* [Brief]
Take from the listing each line that has the string "title".

····················

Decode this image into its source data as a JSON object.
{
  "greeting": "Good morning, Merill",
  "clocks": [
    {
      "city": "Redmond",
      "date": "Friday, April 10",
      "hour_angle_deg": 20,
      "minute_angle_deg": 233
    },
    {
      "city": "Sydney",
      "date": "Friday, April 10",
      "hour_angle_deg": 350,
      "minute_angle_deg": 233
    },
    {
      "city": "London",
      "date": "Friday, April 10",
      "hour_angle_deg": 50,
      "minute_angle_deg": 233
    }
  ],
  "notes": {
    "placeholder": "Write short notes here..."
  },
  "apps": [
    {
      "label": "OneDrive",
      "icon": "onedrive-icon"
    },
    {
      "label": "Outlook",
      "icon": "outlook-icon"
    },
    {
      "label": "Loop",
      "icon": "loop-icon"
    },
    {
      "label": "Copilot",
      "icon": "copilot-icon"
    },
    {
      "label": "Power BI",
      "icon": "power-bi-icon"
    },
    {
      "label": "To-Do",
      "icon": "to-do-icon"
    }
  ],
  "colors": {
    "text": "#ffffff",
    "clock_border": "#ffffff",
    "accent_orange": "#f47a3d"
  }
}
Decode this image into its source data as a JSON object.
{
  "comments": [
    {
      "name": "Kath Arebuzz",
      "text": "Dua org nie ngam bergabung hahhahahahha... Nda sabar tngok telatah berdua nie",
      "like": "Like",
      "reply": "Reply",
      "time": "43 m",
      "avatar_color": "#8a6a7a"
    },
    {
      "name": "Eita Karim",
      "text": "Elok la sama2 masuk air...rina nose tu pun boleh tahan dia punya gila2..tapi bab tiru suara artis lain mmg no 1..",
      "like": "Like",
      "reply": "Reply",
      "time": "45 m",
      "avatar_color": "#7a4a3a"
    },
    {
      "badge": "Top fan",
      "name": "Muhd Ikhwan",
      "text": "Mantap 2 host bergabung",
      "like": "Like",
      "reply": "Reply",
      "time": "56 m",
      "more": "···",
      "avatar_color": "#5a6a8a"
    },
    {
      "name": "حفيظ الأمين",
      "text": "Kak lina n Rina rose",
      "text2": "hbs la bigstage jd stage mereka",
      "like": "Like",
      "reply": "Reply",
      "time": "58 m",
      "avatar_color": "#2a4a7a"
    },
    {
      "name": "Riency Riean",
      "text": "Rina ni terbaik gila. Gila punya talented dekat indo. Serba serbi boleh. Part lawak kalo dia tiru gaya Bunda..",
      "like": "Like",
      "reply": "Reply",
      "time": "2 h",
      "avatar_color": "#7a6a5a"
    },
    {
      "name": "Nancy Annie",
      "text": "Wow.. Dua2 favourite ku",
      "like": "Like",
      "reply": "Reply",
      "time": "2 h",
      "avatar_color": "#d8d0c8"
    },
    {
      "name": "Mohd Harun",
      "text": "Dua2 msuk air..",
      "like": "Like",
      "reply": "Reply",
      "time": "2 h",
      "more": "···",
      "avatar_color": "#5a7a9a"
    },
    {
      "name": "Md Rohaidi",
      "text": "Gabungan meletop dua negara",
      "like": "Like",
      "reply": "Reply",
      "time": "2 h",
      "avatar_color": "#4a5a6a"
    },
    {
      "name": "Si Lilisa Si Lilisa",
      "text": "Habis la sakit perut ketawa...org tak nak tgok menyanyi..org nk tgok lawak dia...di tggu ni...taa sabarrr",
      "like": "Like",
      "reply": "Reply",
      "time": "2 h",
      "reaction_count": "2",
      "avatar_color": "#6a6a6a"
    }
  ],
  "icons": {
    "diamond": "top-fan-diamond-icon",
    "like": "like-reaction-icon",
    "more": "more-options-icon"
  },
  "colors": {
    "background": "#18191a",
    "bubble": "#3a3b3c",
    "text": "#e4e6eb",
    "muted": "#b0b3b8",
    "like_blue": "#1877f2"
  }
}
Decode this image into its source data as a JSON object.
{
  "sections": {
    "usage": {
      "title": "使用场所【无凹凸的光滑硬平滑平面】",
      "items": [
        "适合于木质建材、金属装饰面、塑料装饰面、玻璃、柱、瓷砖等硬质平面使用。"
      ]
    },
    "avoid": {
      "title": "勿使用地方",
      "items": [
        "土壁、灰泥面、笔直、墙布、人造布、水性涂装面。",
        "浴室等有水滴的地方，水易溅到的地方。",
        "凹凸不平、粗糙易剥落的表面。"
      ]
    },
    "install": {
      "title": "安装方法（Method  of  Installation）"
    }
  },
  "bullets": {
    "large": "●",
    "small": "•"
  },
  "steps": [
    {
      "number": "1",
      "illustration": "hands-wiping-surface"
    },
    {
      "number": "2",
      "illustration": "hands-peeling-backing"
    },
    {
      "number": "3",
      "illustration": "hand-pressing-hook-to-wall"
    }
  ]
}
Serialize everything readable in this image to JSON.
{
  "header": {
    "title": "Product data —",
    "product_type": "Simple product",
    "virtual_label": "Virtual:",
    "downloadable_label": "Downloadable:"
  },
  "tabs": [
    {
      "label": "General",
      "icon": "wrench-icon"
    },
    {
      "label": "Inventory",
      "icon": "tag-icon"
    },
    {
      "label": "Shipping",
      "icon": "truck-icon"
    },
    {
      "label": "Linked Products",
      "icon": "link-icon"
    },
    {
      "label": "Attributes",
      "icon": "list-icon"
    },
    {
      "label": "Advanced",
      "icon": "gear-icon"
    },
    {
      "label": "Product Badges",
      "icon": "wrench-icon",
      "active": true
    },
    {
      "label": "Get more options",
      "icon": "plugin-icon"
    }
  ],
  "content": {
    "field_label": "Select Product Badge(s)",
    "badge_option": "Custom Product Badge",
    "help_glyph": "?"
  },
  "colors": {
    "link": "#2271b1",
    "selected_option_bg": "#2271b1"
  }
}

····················

* [Response]
      "title": "使用场所【无凹凸的光滑硬平滑平面】",
      "title": "勿使用地方",
      "title": "安装方法（Method  of  Installation）"
    "title": "Product data —",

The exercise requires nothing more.